In this series, we take a look at the current news impacting the nonprofit sector, specifically fundraising. Our intention is not to be reactive, but to be proactive in our analysis of the news and consider how fundraising and philanthropic efforts can improve outcomes and adapt to meet the times.
In this week's roundup: A Call For A New Business Model, Opening Campuses, and Hospital Finances.
It’s Time to End Nonprofits’ Hand-to-Mouth Way of Life (Via Chronicle of Philanthropy)
Stephanie J. Hull and Phil Buchanan call for the end of nonprofits either not being encouraged or even allowed to have a financial system in place to weather any storm that might greatly impact the organization as a whole. They argue that cash reserves would allow nonprofits to continue keeping employees working.
Analysis: Nonprofits account for 13 percent of the nation’s workforce. Because of their nonprofit standing, many operate with very tight margins that make it difficult or impossible to account for unexpected crises. It’s critically important that our nation’s nonprofits find untapped sources of revenue to protect the work they do, the communities they serve, and their employees.
Colleges Gamble On Reopening This Fall (Via Axios)
Many colleges and universities are already feeling the pain of losing a semester of students on campus when they were sent home in mid-March. A number of presidents are confident that they will be open for the fall semester, albeit with a different look from their traditional campus.
Analysis: Many experts predict that college enrollment will drop for the upcoming school year, reducing the amount of tuition-paying students that can make up for the revenue losses experienced in the past months.
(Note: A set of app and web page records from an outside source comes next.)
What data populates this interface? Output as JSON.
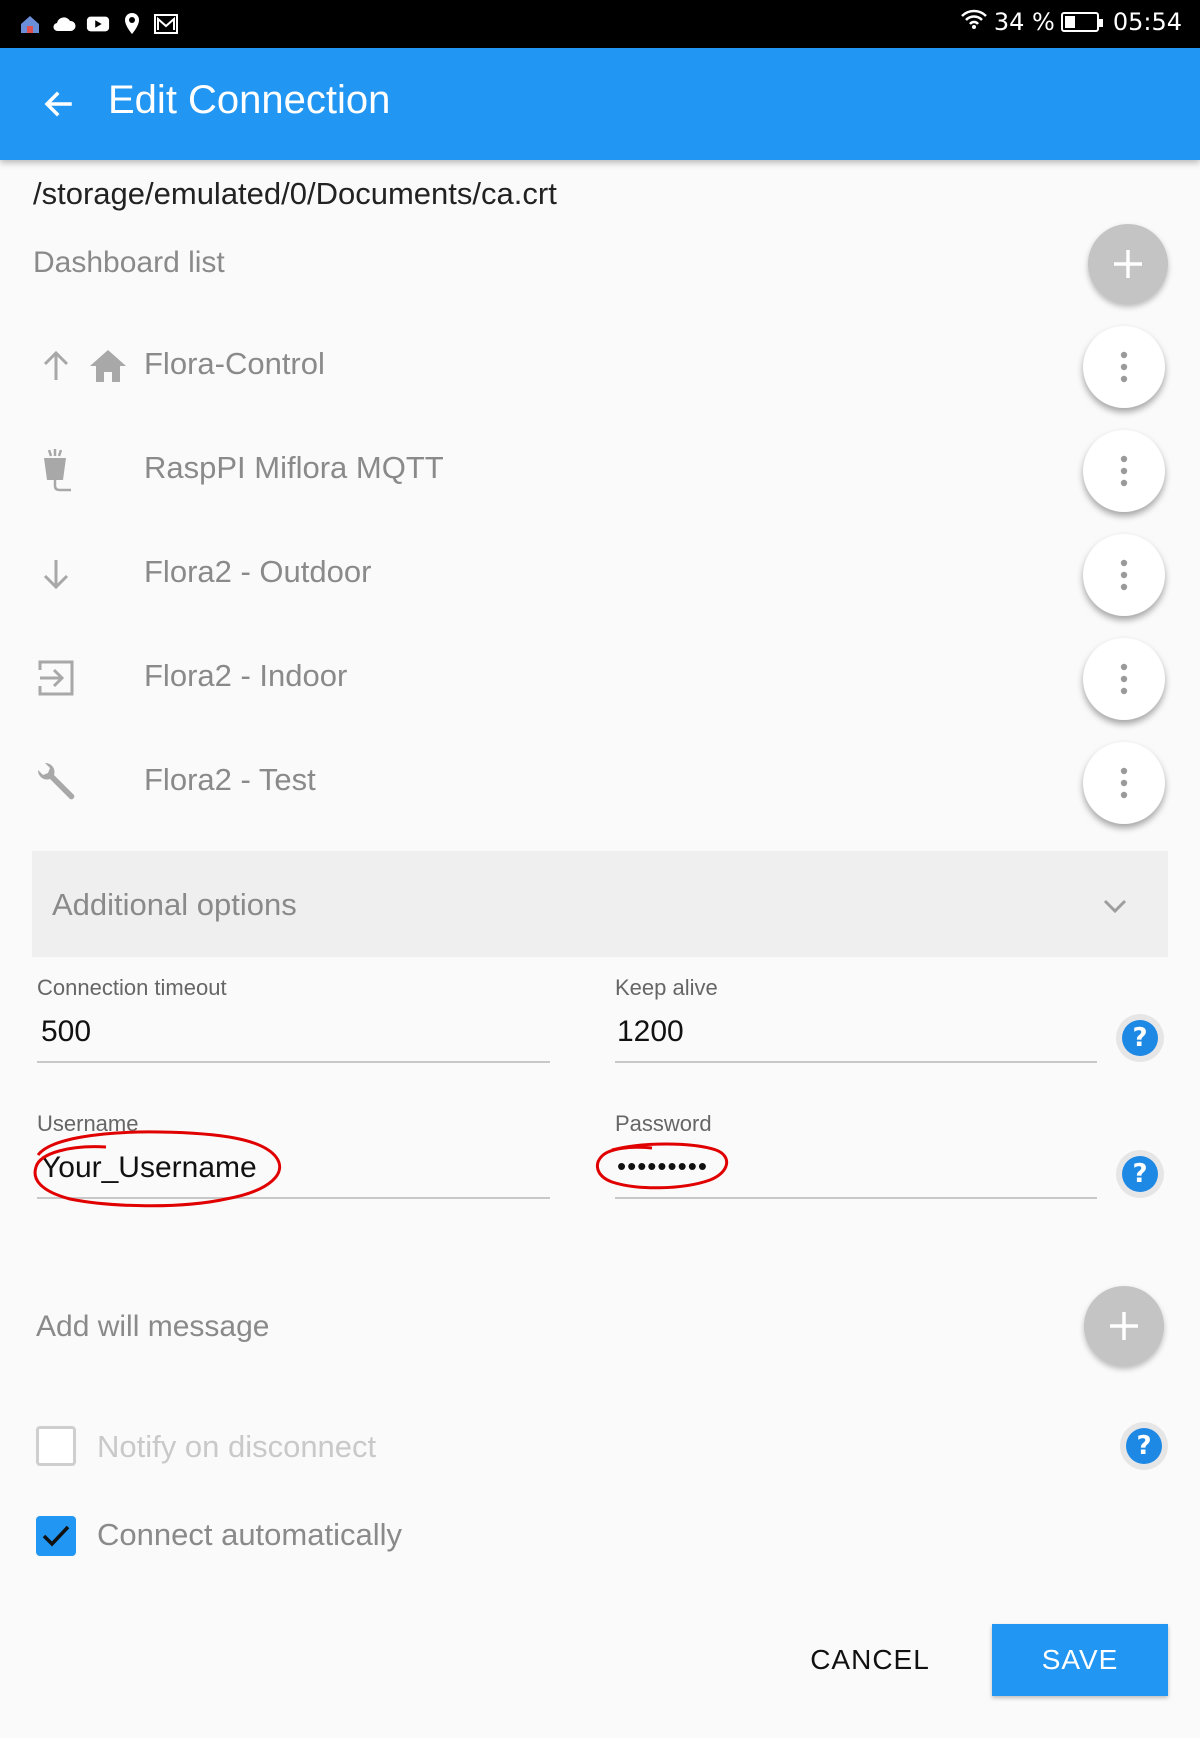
{
  "status_bar": {
    "battery_percent": "34 %",
    "battery_level": 0.34,
    "time": "05:54",
    "left_icons": [
      "home-icon",
      "cloud-icon",
      "youtube-icon",
      "location-icon",
      "gmail-icon"
    ]
  },
  "app_bar": {
    "title": "Edit Connection",
    "back_icon": "arrow-back-icon",
    "color": "#2196f3"
  },
  "certificate_path": "/storage/emulated/0/Documents/ca.crt",
  "dashboard_list": {
    "label": "Dashboard list",
    "add_icon": "plus-icon",
    "items": [
      {
        "label": "Flora-Control",
        "order_icon": "arrow-up-icon",
        "is_home": true
      },
      {
        "label": "RaspPI Miflora MQTT",
        "order_icon": "plant-icon",
        "is_home": false
      },
      {
        "label": "Flora2 - Outdoor",
        "order_icon": "arrow-down-icon",
        "is_home": false
      },
      {
        "label": "Flora2 - Indoor",
        "order_icon": "login-icon",
        "is_home": false
      },
      {
        "label": "Flora2 - Test",
        "order_icon": "wrench-icon",
        "is_home": false
      }
    ],
    "menu_icon": "more-vert-icon"
  },
  "additional_options": {
    "label": "Additional options",
    "chevron_icon": "chevron-down-icon"
  },
  "fields": {
    "connection_timeout": {
      "label": "Connection timeout",
      "value": "500"
    },
    "keep_alive": {
      "label": "Keep alive",
      "value": "1200"
    },
    "username": {
      "label": "Username",
      "value": "Your_Username"
    },
    "password": {
      "label": "Password",
      "value": "•••••••••"
    }
  },
  "will_message": {
    "label": "Add will message",
    "add_icon": "plus-icon"
  },
  "options": {
    "notify_on_disconnect": {
      "label": "Notify on disconnect",
      "checked": false
    },
    "connect_automatically": {
      "label": "Connect automatically",
      "checked": true
    }
  },
  "actions": {
    "cancel": "CANCEL",
    "save": "SAVE"
  },
  "colors": {
    "accent": "#2196f3",
    "help": "#1e88e5",
    "annotation": "#e00000"
  }
}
Institutions have already begun planning business models for two scenarios: opening campus and postponing that open another semester.
U.S. Hospitals Are Suffering Financial Damage Due To COVID-19 Pandemic, Kaufman Hall Finds (Via Healthcare Finance News)
Hospitals are feeling similar fiscal wrath. According to Kaufman Hall’s findings, operating margins for broader health systems fell 170 percent below budget for the month of March, which accounted for the sharp drop-off in elective surgeries, treatments, and ambulatory operations. The influx of patients does not necessarily reflect more money coming in since there is an increase in spending to keep up with staffing and equipment demands.
Analysis: The fact that hospitals are seeing an influx of patients, yet a lack of revenue tells us just how difficult this crisis truly is. It will be interesting to follow reopening plans state-by-state and see what that means for elective surgeries, treatments, and ambulatory operations. In the meantime, hospitals find themselves on the frontlines of the crisis in more ways than one.